Dataset rows describing interfaces
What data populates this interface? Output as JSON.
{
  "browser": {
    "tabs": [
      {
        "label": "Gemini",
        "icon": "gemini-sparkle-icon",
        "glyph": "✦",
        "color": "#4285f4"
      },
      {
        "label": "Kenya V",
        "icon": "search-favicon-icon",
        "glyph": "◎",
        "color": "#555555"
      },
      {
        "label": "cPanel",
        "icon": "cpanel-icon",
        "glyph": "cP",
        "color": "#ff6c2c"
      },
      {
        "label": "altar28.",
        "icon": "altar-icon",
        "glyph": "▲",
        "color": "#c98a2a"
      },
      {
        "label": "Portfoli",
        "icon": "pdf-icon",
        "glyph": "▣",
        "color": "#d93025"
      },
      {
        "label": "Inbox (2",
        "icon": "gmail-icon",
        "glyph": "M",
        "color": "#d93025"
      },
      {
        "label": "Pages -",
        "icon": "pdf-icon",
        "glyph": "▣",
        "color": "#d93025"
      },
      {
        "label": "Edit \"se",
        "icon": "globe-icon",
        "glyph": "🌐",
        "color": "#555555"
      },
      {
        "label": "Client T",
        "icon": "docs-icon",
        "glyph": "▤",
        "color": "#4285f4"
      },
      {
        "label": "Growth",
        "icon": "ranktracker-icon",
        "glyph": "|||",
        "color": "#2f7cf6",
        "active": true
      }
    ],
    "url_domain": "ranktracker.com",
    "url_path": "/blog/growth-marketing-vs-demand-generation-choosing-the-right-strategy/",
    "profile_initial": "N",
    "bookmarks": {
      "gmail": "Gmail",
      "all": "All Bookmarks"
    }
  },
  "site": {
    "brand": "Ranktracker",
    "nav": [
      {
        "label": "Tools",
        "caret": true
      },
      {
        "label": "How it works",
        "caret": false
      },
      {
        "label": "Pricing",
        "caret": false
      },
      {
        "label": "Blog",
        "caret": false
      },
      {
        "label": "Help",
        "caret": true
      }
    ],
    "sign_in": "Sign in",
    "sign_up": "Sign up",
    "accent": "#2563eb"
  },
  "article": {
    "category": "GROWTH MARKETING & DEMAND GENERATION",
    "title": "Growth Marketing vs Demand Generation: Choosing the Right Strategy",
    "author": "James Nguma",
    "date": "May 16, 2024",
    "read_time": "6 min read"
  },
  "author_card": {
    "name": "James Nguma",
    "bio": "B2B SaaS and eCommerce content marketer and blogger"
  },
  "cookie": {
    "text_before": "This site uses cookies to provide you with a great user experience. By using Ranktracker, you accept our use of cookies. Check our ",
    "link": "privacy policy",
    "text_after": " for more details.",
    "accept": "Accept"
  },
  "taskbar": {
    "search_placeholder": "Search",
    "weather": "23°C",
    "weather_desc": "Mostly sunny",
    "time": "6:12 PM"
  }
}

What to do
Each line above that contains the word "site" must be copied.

Response to the task
  "site": {
    "text_before": "This site uses cookies to provide you with a great user experience. By using Ranktracker, you accept our use of cookies. Check our ",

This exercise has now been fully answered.